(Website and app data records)

◆ ◆ ◆ ◆ ◆

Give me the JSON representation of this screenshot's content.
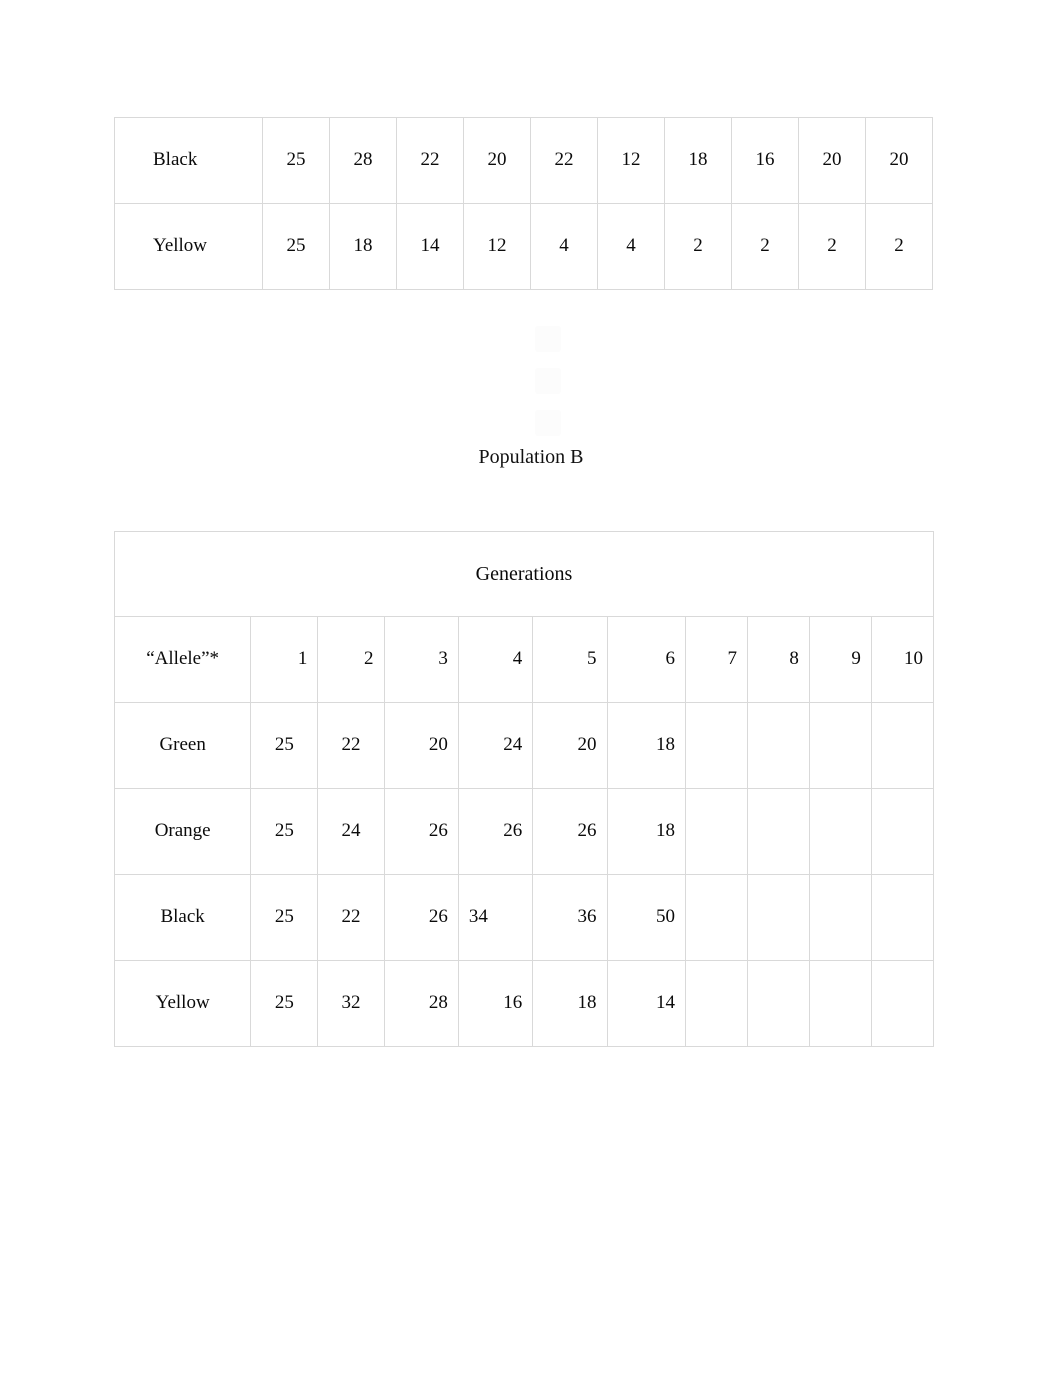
{
  "page": {
    "background": "#ffffff",
    "border_color": "#d9d9d9",
    "text_color": "#0b0b0b"
  },
  "caption": {
    "population_b": "Population B"
  },
  "table_pop_a_continued": {
    "rows": [
      {
        "label": "Black",
        "values": [
          "25",
          "28",
          "22",
          "20",
          "22",
          "12",
          "18",
          "16",
          "20",
          "20"
        ]
      },
      {
        "label": "Yellow",
        "values": [
          "25",
          "18",
          "14",
          "12",
          "4",
          "4",
          "2",
          "2",
          "2",
          "2"
        ]
      }
    ]
  },
  "table_pop_b": {
    "header_span_label": "Generations",
    "corner_label": "“Allele”*",
    "generation_columns": [
      "1",
      "2",
      "3",
      "4",
      "5",
      "6",
      "7",
      "8",
      "9",
      "10"
    ],
    "rows": [
      {
        "label": "Green",
        "values": [
          "25",
          "22",
          "20",
          "24",
          "20",
          "18",
          "",
          "",
          "",
          ""
        ]
      },
      {
        "label": "Orange",
        "values": [
          "25",
          "24",
          "26",
          "26",
          "26",
          "18",
          "",
          "",
          "",
          ""
        ]
      },
      {
        "label": "Black",
        "values": [
          "25",
          "22",
          "26",
          "34",
          "36",
          "50",
          "",
          "",
          "",
          ""
        ]
      },
      {
        "label": "Yellow",
        "values": [
          "25",
          "32",
          "28",
          "16",
          "18",
          "14",
          "",
          "",
          "",
          ""
        ]
      }
    ]
  },
  "chart_data": {
    "type": "table",
    "title": "Population B",
    "xlabel": "Generations",
    "ylabel": "“Allele”*",
    "categories": [
      "1",
      "2",
      "3",
      "4",
      "5",
      "6",
      "7",
      "8",
      "9",
      "10"
    ],
    "series": [
      {
        "name": "Green",
        "values": [
          25,
          22,
          20,
          24,
          20,
          18,
          null,
          null,
          null,
          null
        ]
      },
      {
        "name": "Orange",
        "values": [
          25,
          24,
          26,
          26,
          26,
          18,
          null,
          null,
          null,
          null
        ]
      },
      {
        "name": "Black",
        "values": [
          25,
          22,
          26,
          34,
          36,
          50,
          null,
          null,
          null,
          null
        ]
      },
      {
        "name": "Yellow",
        "values": [
          25,
          32,
          28,
          16,
          18,
          14,
          null,
          null,
          null,
          null
        ]
      }
    ],
    "additional_series_population_a": [
      {
        "name": "Black",
        "values": [
          25,
          28,
          22,
          20,
          22,
          12,
          18,
          16,
          20,
          20
        ]
      },
      {
        "name": "Yellow",
        "values": [
          25,
          18,
          14,
          12,
          4,
          4,
          2,
          2,
          2,
          2
        ]
      }
    ]
  }
}
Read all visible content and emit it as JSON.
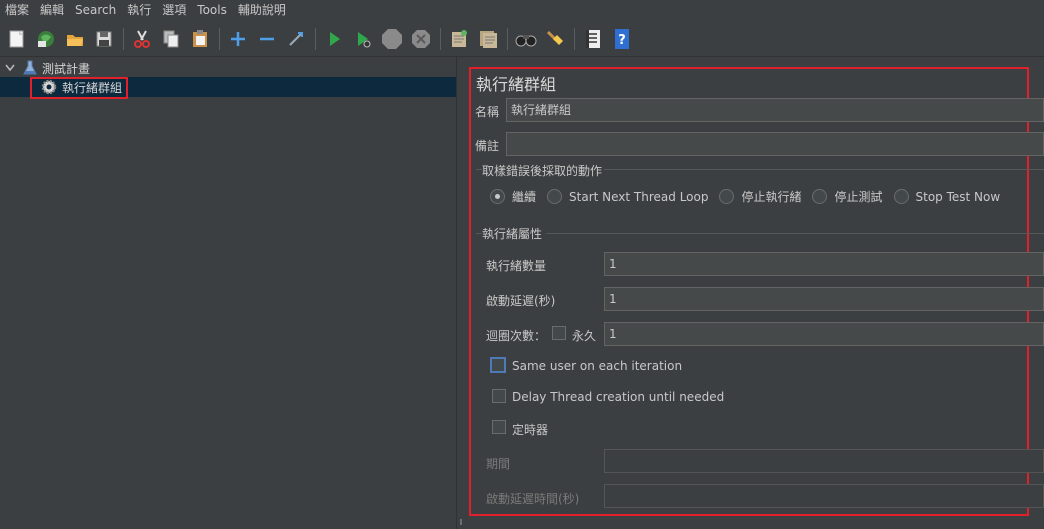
{
  "menu": [
    "檔案",
    "編輯",
    "Search",
    "執行",
    "選項",
    "Tools",
    "輔助說明"
  ],
  "toolbar": {
    "icons": [
      "new-icon",
      "templates-icon",
      "open-icon",
      "save-icon",
      "cut-icon",
      "copy-icon",
      "paste-icon",
      "expand-icon",
      "collapse-icon",
      "toggle-icon",
      "start-icon",
      "start-no-pause-icon",
      "stop-icon",
      "shutdown-icon",
      "clear-icon",
      "clear-all-icon",
      "search-icon",
      "reset-search-icon",
      "function-helper-icon",
      "help-icon"
    ]
  },
  "tree": {
    "root_label": "測試計畫",
    "child_label": "執行緒群組"
  },
  "panel": {
    "title": "執行緒群組",
    "name_label": "名稱",
    "name_value": "執行緒群組",
    "comment_label": "備註",
    "comment_value": "",
    "sampler_error_title": "取樣錯誤後採取的動作",
    "actions": [
      "繼續",
      "Start Next Thread Loop",
      "停止執行緒",
      "停止測試",
      "Stop Test Now"
    ],
    "selected_action": "繼續",
    "thread_props_title": "執行緒屬性",
    "threads_label": "執行緒數量",
    "threads_value": "1",
    "rampup_label": "啟動延遲(秒)",
    "rampup_value": "1",
    "loop_label": "迴圈次數：",
    "forever_label": "永久",
    "loop_value": "1",
    "same_user_label": "Same user on each iteration",
    "delay_label": "Delay Thread creation until needed",
    "scheduler_label": "定時器",
    "duration_label": "期間",
    "startup_delay_label": "啟動延遲時間(秒)"
  }
}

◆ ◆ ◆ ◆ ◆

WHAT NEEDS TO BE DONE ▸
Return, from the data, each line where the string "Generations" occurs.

YOUR SOLUTION ▸
    "header_span_label": "Generations",
    "xlabel": "Generations",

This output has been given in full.